School Hosts Jack and Jill Gathering
News / / May 06, 2016
This past Saturday, the Mercer County Chapter of Jack and Jill of America, Inc. hosted its fifth Annual Education Symposium at the Bath House. Jack and Jill of America, a consortium of over 230 nationwide chapters, was established to bring together African-American families in a collaborative and supportive environment. Specifically, this event was for current Lawrenceville Jack and Jill students, as well as students in grades six to eight and their families.
When asked about the purpose of this event, Rhonda Medina P’15 ’19, president of Jack and Jill of Mercer County, said, “[It] is to introduce our membership to the independent schools.”
This was accomplished by partnering current Lawrenceville Jack and Jill students with prospective students and their families, who were taken on tours of the campus. In addition, these students were given the opportunity to ask questions to Lawrenceville students and representatives from the School as well as other area schools such as The Peddie School, The Hun School of Princeton, and Stuart Country Day School. According to Rhonda Medina, one of the most frequently asked questions was “How do I prepare myself in middle school for high school?” The students were eager to prepare themselves not only for high school, but also for the admission process that they will soon go though.

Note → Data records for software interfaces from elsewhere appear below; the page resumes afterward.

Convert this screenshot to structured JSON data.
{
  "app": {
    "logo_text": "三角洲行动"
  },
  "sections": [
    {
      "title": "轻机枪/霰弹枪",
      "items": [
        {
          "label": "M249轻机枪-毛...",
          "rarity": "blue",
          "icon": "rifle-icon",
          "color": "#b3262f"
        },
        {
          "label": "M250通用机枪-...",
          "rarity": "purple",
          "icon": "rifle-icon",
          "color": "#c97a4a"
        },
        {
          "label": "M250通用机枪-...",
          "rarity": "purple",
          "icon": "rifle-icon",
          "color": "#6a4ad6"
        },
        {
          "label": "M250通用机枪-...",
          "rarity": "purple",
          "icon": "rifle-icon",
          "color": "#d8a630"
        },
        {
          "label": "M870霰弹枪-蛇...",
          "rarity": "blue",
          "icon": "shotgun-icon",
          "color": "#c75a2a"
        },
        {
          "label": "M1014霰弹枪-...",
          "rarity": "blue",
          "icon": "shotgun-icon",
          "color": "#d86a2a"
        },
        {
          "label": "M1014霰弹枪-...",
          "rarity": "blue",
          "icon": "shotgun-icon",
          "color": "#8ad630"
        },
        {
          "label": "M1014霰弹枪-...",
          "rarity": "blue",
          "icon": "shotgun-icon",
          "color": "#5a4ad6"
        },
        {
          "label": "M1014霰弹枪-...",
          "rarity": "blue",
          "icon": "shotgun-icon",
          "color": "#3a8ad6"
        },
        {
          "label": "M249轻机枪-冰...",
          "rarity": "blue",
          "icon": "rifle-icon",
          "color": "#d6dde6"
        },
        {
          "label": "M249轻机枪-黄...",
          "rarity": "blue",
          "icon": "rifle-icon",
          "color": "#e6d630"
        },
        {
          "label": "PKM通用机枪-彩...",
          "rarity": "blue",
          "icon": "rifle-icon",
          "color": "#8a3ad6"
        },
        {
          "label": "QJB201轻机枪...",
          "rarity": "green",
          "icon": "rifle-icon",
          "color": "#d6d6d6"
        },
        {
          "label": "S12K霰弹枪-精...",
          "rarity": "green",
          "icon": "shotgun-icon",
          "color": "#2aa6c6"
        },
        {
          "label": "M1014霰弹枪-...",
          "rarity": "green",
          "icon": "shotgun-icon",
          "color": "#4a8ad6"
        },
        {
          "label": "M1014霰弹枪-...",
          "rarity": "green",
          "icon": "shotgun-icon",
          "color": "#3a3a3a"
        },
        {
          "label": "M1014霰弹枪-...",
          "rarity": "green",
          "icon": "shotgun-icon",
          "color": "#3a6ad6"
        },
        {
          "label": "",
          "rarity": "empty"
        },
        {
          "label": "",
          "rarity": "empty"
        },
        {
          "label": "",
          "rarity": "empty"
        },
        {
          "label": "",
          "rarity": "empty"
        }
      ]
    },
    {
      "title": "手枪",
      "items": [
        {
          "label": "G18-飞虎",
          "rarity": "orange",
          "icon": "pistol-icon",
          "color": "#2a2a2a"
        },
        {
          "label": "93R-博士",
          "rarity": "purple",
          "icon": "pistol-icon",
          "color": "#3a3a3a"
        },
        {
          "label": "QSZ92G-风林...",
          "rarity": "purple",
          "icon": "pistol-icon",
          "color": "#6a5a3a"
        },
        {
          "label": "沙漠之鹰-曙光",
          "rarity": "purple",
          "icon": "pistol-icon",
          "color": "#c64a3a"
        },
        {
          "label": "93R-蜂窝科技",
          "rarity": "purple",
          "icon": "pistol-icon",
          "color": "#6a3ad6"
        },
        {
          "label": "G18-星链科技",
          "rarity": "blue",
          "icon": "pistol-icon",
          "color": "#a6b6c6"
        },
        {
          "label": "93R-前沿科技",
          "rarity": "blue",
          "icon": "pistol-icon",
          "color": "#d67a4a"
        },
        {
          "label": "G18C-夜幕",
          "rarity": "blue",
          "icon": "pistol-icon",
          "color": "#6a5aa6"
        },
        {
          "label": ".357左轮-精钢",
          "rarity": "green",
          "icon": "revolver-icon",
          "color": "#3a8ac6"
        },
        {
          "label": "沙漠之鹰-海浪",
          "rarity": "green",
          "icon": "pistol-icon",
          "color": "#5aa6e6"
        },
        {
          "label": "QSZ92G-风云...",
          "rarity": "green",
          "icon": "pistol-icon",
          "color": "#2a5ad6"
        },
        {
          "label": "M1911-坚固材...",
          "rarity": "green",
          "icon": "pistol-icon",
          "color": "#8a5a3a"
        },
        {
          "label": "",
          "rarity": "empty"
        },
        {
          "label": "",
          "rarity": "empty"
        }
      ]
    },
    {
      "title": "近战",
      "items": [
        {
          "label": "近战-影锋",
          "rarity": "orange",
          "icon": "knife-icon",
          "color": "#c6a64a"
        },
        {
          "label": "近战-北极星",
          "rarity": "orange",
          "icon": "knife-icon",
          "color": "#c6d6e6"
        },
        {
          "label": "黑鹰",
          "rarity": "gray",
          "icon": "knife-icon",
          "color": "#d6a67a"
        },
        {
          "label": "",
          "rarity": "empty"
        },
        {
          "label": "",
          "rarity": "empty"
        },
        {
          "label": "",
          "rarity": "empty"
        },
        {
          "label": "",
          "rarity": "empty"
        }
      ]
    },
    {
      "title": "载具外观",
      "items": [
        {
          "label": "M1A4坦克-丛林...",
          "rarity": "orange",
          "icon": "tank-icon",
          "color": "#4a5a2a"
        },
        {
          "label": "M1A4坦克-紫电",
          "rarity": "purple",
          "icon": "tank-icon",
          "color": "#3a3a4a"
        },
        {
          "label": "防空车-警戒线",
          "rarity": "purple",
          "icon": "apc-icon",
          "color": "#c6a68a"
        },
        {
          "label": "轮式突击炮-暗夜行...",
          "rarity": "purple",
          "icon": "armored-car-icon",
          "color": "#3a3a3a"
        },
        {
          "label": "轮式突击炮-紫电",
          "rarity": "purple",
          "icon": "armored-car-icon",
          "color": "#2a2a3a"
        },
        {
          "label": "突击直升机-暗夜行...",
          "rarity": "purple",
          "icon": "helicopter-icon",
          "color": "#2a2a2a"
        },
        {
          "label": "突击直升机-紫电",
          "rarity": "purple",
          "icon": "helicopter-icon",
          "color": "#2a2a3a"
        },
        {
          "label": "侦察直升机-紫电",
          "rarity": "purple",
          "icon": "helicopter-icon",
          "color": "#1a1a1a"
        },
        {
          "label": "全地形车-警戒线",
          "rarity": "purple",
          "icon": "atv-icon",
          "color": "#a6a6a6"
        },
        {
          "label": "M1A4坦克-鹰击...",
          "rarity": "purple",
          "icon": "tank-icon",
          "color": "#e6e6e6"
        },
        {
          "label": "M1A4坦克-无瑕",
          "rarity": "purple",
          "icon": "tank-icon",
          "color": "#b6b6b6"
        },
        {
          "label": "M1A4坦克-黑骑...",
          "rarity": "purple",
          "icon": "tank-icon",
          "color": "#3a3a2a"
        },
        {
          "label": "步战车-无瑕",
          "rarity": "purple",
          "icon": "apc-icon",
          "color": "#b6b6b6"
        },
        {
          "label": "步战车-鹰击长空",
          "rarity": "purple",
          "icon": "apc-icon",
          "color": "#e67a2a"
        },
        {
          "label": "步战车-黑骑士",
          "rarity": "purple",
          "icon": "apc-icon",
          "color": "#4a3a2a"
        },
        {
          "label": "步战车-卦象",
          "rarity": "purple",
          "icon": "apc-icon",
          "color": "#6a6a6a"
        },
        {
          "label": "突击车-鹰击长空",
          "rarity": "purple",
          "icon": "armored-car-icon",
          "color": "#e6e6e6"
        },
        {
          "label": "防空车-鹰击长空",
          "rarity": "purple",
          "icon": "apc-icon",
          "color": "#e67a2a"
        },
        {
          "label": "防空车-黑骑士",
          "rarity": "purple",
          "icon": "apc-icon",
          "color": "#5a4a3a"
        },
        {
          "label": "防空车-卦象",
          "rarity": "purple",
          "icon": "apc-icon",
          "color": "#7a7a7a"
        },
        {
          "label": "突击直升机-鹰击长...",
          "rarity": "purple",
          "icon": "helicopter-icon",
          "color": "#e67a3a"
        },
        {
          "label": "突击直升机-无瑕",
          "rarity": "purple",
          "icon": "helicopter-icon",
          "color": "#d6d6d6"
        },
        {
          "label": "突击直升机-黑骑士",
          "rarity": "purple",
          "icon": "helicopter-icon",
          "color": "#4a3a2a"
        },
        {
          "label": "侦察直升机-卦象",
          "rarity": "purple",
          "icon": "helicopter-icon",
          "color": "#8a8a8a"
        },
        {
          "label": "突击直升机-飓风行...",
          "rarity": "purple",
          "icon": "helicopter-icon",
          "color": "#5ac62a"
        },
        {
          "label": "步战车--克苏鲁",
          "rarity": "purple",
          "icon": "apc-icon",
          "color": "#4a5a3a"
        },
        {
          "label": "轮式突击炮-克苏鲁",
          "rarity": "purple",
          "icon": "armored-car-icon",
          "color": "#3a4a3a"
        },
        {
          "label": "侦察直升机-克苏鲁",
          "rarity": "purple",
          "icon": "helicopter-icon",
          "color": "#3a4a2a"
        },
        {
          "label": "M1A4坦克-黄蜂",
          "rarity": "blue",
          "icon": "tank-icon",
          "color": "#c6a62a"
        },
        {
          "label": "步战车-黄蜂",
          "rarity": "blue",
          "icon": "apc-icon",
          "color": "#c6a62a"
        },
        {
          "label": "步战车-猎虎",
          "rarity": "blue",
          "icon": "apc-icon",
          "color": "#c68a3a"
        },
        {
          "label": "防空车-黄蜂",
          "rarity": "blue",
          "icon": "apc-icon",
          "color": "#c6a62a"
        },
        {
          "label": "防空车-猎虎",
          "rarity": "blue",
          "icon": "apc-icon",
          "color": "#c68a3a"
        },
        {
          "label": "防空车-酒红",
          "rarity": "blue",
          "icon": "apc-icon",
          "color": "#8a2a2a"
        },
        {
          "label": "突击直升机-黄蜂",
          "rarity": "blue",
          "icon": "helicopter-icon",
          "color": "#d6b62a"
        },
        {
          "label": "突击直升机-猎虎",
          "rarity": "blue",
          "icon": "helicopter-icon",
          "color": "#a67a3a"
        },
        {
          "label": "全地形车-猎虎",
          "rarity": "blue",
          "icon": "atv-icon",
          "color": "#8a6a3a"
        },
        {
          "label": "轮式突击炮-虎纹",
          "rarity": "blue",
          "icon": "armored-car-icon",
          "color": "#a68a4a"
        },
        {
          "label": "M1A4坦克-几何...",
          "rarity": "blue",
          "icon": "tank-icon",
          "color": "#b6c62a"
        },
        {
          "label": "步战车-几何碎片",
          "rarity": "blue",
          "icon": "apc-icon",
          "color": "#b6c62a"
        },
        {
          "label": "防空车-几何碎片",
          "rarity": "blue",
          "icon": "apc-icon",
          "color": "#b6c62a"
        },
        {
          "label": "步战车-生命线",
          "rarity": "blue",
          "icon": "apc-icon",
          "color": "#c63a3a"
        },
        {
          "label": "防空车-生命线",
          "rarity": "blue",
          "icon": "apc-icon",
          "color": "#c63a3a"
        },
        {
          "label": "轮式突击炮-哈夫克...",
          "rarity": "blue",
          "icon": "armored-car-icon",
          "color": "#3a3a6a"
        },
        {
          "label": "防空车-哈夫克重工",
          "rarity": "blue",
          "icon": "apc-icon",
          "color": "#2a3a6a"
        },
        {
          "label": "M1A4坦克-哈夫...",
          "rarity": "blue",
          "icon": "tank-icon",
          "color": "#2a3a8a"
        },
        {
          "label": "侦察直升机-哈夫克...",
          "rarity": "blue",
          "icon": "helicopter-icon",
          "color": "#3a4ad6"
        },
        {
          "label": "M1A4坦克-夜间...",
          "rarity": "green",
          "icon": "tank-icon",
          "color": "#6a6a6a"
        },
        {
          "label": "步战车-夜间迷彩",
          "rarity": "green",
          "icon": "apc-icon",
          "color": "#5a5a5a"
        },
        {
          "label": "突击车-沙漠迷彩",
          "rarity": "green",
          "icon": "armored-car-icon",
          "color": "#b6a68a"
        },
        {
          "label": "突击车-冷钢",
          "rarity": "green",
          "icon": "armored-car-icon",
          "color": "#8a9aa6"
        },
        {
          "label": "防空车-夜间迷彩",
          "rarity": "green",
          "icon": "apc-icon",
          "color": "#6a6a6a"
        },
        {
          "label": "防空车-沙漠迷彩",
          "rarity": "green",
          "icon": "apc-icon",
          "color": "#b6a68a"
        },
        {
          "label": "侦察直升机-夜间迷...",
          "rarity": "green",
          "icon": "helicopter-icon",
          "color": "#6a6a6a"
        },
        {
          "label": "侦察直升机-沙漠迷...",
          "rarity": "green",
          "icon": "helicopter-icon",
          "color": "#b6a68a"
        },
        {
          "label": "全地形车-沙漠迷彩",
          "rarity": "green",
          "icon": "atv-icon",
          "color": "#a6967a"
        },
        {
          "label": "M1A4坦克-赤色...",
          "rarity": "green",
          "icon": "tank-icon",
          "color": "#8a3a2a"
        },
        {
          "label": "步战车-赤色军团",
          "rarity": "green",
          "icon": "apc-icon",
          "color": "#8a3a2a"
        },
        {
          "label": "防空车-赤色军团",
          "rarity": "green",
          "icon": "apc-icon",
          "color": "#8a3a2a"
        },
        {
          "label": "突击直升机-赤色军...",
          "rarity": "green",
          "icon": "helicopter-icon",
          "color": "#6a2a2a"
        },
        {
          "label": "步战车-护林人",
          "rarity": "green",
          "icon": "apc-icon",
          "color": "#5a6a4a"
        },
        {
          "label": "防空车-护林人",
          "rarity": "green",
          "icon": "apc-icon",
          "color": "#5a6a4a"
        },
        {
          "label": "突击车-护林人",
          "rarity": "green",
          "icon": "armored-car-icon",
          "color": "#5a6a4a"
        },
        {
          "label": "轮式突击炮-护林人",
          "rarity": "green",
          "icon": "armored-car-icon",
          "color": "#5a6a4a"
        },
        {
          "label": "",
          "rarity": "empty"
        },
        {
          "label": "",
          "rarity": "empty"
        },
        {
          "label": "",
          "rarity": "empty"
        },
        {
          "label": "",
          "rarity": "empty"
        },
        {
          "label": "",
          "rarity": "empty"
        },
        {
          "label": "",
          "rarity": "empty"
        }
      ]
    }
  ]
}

At the same time, Lawrenceville upperclassmen were able to meet with a panel of representatives from colleges such as Princeton University, Columbia University, and University of Pennsylvania. Injil Muhammad ’17, President of the Alliance of Black Cultures, explained that these representatives “talked about what it necessary to get into [those] types of schools.” In other words, the Lawrenceville students were given an idea of how they might prepare for the college admissions process.
For Jillian Medina ’19, it is important to have events like these to ensure that “there are enough people of color applying so that there is diversity at Lawrenceville.”
Jillian Medina’s feelings were echoed by Muhammad, who said, “It is important to expand our horizons as a community to make sure we don’t limit ourselves.” By giving students a first glimpse of Lawrenceville, we can ensure that our community represents people from all different backgrounds.
Looking ahead, Rhonda Medina explained that Jack and Jill currently does not have any plans for more events like this one. However, the symposium is scheduled to occur again next year.